== What is expected ==
A word-for-word repeat of all the data is the goal.

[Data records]
* * * * *

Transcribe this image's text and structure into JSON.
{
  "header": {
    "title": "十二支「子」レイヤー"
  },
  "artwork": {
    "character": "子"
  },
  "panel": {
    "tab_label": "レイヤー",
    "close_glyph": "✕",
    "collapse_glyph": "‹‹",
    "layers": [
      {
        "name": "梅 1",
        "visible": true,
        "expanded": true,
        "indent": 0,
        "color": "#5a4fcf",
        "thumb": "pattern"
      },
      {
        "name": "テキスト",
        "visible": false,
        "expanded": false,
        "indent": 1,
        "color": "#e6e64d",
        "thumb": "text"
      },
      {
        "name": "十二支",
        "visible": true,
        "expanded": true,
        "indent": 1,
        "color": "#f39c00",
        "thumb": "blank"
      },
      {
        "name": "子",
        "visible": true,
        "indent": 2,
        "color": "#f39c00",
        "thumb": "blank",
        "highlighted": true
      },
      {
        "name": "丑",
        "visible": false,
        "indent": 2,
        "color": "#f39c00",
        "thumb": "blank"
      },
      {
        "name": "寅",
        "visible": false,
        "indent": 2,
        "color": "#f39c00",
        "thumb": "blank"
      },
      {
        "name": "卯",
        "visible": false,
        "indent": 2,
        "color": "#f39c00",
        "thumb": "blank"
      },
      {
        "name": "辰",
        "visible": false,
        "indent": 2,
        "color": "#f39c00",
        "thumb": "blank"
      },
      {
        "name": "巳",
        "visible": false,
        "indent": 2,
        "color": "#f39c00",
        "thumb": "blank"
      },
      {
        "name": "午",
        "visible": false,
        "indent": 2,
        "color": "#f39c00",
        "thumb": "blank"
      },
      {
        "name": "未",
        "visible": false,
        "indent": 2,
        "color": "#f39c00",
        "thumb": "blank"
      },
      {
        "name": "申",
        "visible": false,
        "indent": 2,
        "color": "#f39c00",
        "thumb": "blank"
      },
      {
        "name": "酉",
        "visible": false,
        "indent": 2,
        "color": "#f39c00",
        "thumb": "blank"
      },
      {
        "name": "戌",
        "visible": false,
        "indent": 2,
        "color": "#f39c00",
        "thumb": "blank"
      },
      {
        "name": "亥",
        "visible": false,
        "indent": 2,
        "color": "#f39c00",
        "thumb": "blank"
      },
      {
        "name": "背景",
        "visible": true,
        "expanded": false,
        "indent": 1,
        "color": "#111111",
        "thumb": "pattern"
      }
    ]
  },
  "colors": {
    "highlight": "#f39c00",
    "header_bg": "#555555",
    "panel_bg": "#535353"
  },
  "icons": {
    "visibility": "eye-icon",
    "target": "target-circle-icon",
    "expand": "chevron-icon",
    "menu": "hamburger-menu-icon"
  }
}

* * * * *

== Output for this task ==
Transcribe this image's text and structure into JSON.
{
  "header": {
    "title": "十二支「子」レイヤー"
  },
  "artwork": {
    "character": "子"
  },
  "panel": {
    "tab_label": "レイヤー",
    "close_glyph": "✕",
    "collapse_glyph": "‹‹",
    "layers": [
      {
        "name": "梅 1",
        "visible": true,
        "expanded": true,
        "indent": 0,
        "color": "#5a4fcf",
        "thumb": "pattern"
      },
      {
        "name": "テキスト",
        "visible": false,
        "expanded": false,
        "indent": 1,
        "color": "#e6e64d",
        "thumb": "text"
      },
      {
        "name": "十二支",
        "visible": true,
        "expanded": true,
        "indent": 1,
        "color": "#f39c00",
        "thumb": "blank"
      },
      {
        "name": "子",
        "visible": true,
        "indent": 2,
        "color": "#f39c00",
        "thumb": "blank",
        "highlighted": true
      },
      {
        "name": "丑",
        "visible": false,
        "indent": 2,
        "color": "#f39c00",
        "thumb": "blank"
      },
      {
        "name": "寅",
        "visible": false,
        "indent": 2,
        "color": "#f39c00",
        "thumb": "blank"
      },
      {
        "name": "卯",
        "visible": false,
        "indent": 2,
        "color": "#f39c00",
        "thumb": "blank"
      },
      {
        "name": "辰",
        "visible": false,
        "indent": 2,
        "color": "#f39c00",
        "thumb": "blank"
      },
      {
        "name": "巳",
        "visible": false,
        "indent": 2,
        "color": "#f39c00",
        "thumb": "blank"
      },
      {
        "name": "午",
        "visible": false,
        "indent": 2,
        "color": "#f39c00",
        "thumb": "blank"
      },
      {
        "name": "未",
        "visible": false,
        "indent": 2,
        "color": "#f39c00",
        "thumb": "blank"
      },
      {
        "name": "申",
        "visible": false,
        "indent": 2,
        "color": "#f39c00",
        "thumb": "blank"
      },
      {
        "name": "酉",
        "visible": false,
        "indent": 2,
        "color": "#f39c00",
        "thumb": "blank"
      },
      {
        "name": "戌",
        "visible": false,
        "indent": 2,
        "color": "#f39c00",
        "thumb": "blank"
      },
      {
        "name": "亥",
        "visible": false,
        "indent": 2,
        "color": "#f39c00",
        "thumb": "blank"
      },
      {
        "name": "背景",
        "visible": true,
        "expanded": false,
        "indent": 1,
        "color": "#111111",
        "thumb": "pattern"
      }
    ]
  },
  "colors": {
    "highlight": "#f39c00",
    "header_bg": "#555555",
    "panel_bg": "#535353"
  },
  "icons": {
    "visibility": "eye-icon",
    "target": "target-circle-icon",
    "expand": "chevron-icon",
    "menu": "hamburger-menu-icon"
  }
}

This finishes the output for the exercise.